Having already voted I found myself look forward to the week after election day, hopeful that things will calm down and that I can go back to some enjoyment while reading the news. Surely we are all living in a Roberto Duran moment, No Mas! As soothing as this little reverie was, it didn't last very long at all before a frightening thought occurred to me. What if it doesn't calm down at all? What if this horrible horrible election season has legs and indeed becomes the new normal?
Here's how it might happen. Let's take as our starting point Clay Shirky's really wonderful blog post from several years ago, Newspapers and Thinking the Unthinkable. To make for an imprecise metaphor, Newspapers are a latter day Dinosaur and Web 2.0 is the latter day equivalent of a large meteor crashing on earth and upsetting the evolutionary balance. Back when Shirky wrote that post, Newspapers were facing an existential crisis.
Take next the role of social media in Tahrir Square and Occupy and the subsequent embrace of social media as venting. This is where Shirky partly got the the story wrong. Most people are not so interested in being citizen journalists. But everyone, it seems, wants to write their own Op-Ed and social media provides an affordance to indulge that desire. Further, tone-wise, such posting enables people to remain somewhere between slightly and strongly affronted in their online personae. Indeed, the technology seems to be encouraging their venting.

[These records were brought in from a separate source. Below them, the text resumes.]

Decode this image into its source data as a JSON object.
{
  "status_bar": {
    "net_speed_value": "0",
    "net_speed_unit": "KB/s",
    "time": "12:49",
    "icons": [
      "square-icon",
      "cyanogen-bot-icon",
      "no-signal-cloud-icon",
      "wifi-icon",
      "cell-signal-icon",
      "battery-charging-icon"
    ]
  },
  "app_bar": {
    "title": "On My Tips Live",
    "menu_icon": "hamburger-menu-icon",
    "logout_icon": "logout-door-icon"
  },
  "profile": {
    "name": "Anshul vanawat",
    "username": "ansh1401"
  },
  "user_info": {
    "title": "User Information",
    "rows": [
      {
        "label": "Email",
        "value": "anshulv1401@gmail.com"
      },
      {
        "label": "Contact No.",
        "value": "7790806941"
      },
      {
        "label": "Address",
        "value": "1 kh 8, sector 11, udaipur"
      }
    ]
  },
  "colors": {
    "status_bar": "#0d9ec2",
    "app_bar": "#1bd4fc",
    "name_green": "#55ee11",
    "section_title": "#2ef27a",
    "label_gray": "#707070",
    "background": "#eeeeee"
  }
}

The last bit of the vicious cycle is the wounded lion phenomenon, here applied to for profit newspapers (and TV News shows as well). Survival becomes the preeminent concern. The mantra changes from All The News That's Fit To Print to All The Eyeballs We Can Possibly Attract. As bad as Drumpf has been for the nation, dragging our political rhetoric into the muck, he has been a boon for the media. The eyeballs have come in droves, if for no other reason than to find pieces than can be cited in their own missives posted to social media.
Having tasted the the thrill of a surging readership (viewership) can the traditional news media outlets return to a more sober form of journalism? Or have they become hooked on the tabloid form and then will continue to propagate it even if Drumpf fades into the sunset (or returns fully to reality TV, the more likely scenario)?
Until this election cycle, my favorite part of the NY Times was the Opinion section, where I looked forward to reading cogent analysis provided by thoughtful writers. Thank God for Thomas Edsall. He still delivers on that. Alas, all the other pundits seem to have been co-opted. Piece after piece have been churned out about the Drumpf with literally zero incremental value add for the reader. How is this possible? I suppose each of the columnists have editorial freedom in their topic selection and in a normal universe that would seem to be a good thing. But every authors wants an audience. These pundits are no exception.
Can they unlearn the bad habits they've picked up in the last year or so? I hope they can, but if I were betting I'd bet against.